Meeting with the Co-op Bank on account closures – bank’s new campaign – Crowdfunder closes
In this newsletter, an update on our meeting with the Co-op Bank last week, and news on the bank’s return to ethical campaigning.
First, though, a quick update on our Crowdfunder, which closed successfully last Tuesday with £30,984 raised from 1509 backers. It’s a great result, and we want to say a very big thank you to everyone who pledged – all will become members of the UK’s first customer union when it is formally set up early in the new year.
If you weren’t able to pledge but still want to join the union, there will be a sign-up form added to the SaveOurBank website soon.
In the coming weeks we will finish formally establishing the customer union as a cooperative, upgrade the saveourbank.coop website, and prepare for launch. We’ll be in touch with everyone who pledged about membership and rewards very soon.
Meeting on account closures
We’ve been campaigning in recent weeks on the Co-op Bank’s closure of a number of accounts for community groups and charities that make transfers to what the bank has termed “high risk areas” - see our web page for further information. In response to widespread concern among our members at these account closures, we wrote to the bank and launched a petition with 38 Degrees calling on them to stop. Over 5,000 people have signed the petition so far.
We met with members of the bank’s management team last week to put our concerns to them. They emphasised that accounts have been closed due to the bank’s assessment of risk and the cost of meeting its regulatory requirements, and not due to any outside pressure. During the meeting they made the following points, since confirmed in writing:
- The bank is reviewing the communications it sends customers in relation to closing accounts and it won't be starting any new closures until this review completes.
- The bank has around 40,000 charity customers and only a small number would be affected by the new risk management plan.
- Not all organisations whose focus is Palestine are facing account closure under this programme.
Our view is that the bank is closing accounts where it sees doing the necessary checks as too costly. We think this risks impacting vulnerable people and stopping the work of legitimate groups supporting human rights and development. The bank apparently recognises that there are problems with how this has been handled so far but we want the account closures to stop. We'd like to see the bank help customers that want to make legitimate transfers to “high risk” countries, to be able to do so safely, and in ways which ensure the bank meets its regulatory requirements.
We’re awaiting a further response from the bank on suggestions we have made.

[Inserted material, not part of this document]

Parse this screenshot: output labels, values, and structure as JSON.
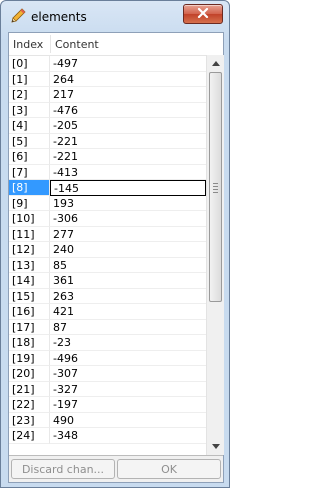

The bank’s return to campaigning
The campaign highlights the issue of financial abuse in intimate relationships, and began with a survey exploring the extent of the problem. This showed that one in five UK adults have suffered from some kind of financial abuse, and that 60% of the victims are women. See The Guardian’s story about this research here. The bank will be campaigning to change the banking sector’s approach to this problem.

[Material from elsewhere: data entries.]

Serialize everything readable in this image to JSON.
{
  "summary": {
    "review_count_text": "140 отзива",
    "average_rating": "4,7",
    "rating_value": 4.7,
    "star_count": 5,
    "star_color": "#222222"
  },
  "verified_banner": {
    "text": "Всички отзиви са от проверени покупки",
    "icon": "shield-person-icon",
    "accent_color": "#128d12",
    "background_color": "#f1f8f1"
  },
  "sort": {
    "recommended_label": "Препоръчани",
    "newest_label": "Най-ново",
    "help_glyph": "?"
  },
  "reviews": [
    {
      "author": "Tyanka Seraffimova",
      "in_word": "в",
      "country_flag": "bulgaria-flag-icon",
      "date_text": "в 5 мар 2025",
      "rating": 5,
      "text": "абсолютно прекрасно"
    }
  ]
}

We called on the bank to return to campaigning on ethical issues. Campaigning set the bank apart from the rest of the sector and brought its ethical policy to life. We’re very pleased to see the bank returning to the fray with this important issue.
We’ll be in touch early in 2016 with news on launching the Customer Union.
With best wishes for a merry Christmas and a happy new year!
The Save Our Bank team